Dataset records:

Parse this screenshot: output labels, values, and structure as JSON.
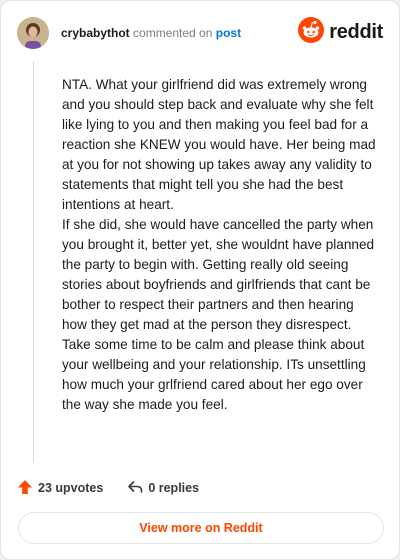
{
  "header": {
    "username": "crybabythot",
    "commented_text": "commented on",
    "post_link": "post",
    "logo_word": "reddit"
  },
  "comment": {
    "paragraphs": [
      "NTA. What your girlfriend did was extremely wrong and you should step back and evaluate why she felt like lying to you and then making you feel bad for a reaction she KNEW you would have. Her being mad at you for not showing up takes away any validity to statements that might tell you she had the best intentions at heart.",
      "If she did, she would have cancelled the party when you brought it, better yet, she wouldnt have planned the party to begin with. Getting really old seeing stories about boyfriends and girlfriends that cant be bother to respect their partners and then hearing how they get mad at the person they disrespect.",
      "Take some time to be calm and please think about your wellbeing and your relationship. ITs unsettling how much your grlfriend cared about her ego over the way she made you feel."
    ]
  },
  "actions": {
    "upvotes": "23 upvotes",
    "replies": "0 replies"
  },
  "footer": {
    "view_more": "View more on Reddit"
  },
  "colors": {
    "accent": "#ff4500",
    "link": "#0079d3"
  },
  "icons": {
    "upvote": "upvote-arrow-icon",
    "reply": "reply-arrow-icon",
    "logo": "reddit-snoo-icon"
  }
}
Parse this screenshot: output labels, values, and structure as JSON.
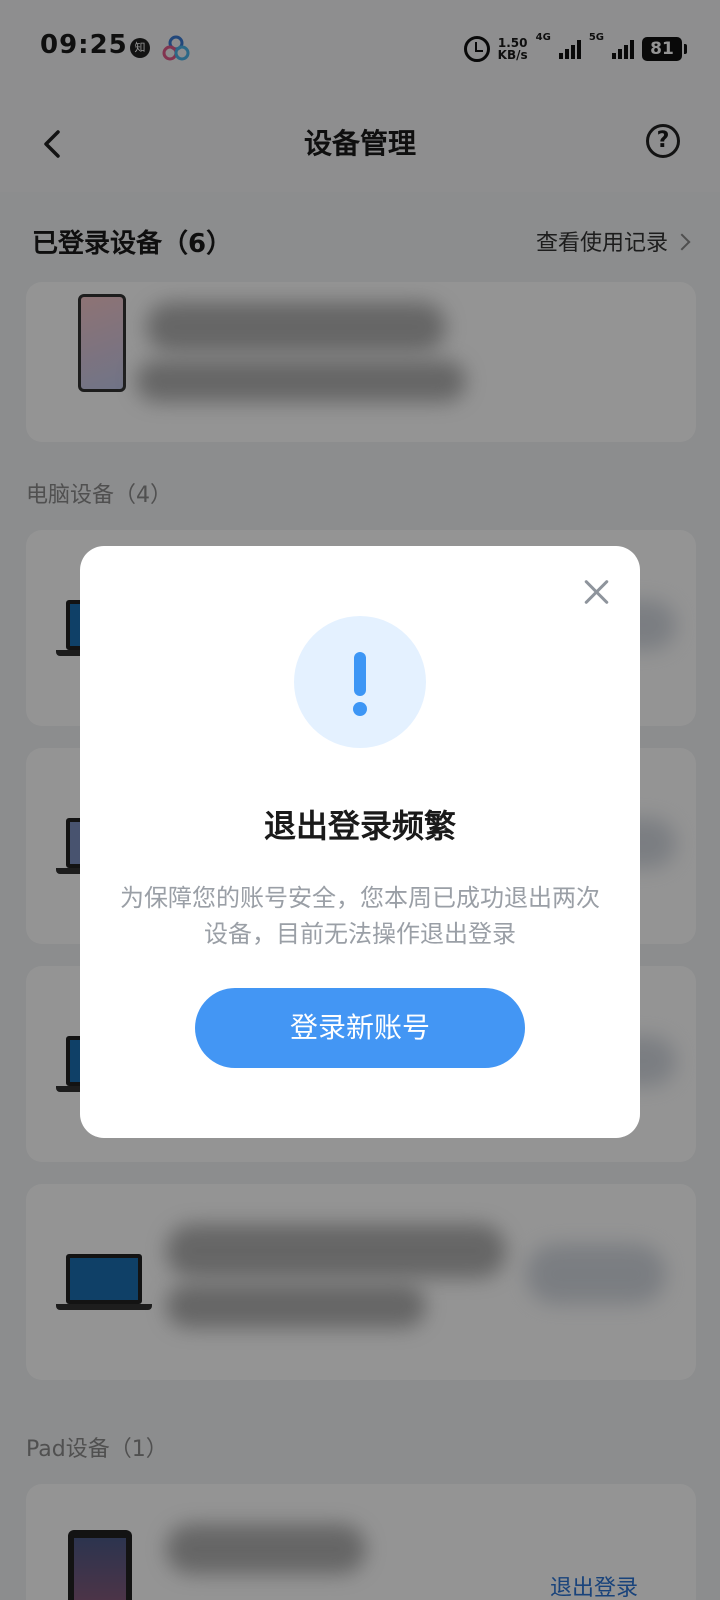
{
  "status_bar": {
    "time": "09:25",
    "zhihu_badge": "知",
    "net_speed_value": "1.50",
    "net_speed_unit": "KB/s",
    "network_1": "4G",
    "network_2": "5G",
    "battery": "81",
    "icons": [
      "alarm-icon",
      "signal-icon",
      "battery-icon"
    ]
  },
  "header": {
    "title": "设备管理",
    "back_icon": "chevron-left-icon",
    "help_icon": "help-circle-icon",
    "help_glyph": "?"
  },
  "logged_in": {
    "title": "已登录设备（6）",
    "history_link": "查看使用记录"
  },
  "groups": {
    "computer_label": "电脑设备（4）",
    "pad_label": "Pad设备（1）",
    "pad_logout": "退出登录"
  },
  "dialog": {
    "title": "退出登录频繁",
    "message": "为保障您的账号安全，您本周已成功退出两次设备，目前无法操作退出登录",
    "primary_button": "登录新账号",
    "close_icon": "close-icon",
    "alert_icon": "exclamation-icon"
  },
  "colors": {
    "accent": "#4396f4",
    "alert_bg": "#e4f1ff",
    "link": "#2b74d4"
  }
}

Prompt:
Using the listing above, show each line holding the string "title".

Your solution:
    "title": "设备管理",
    "title": "已登录设备（6）",
    "title": "退出登录频繁",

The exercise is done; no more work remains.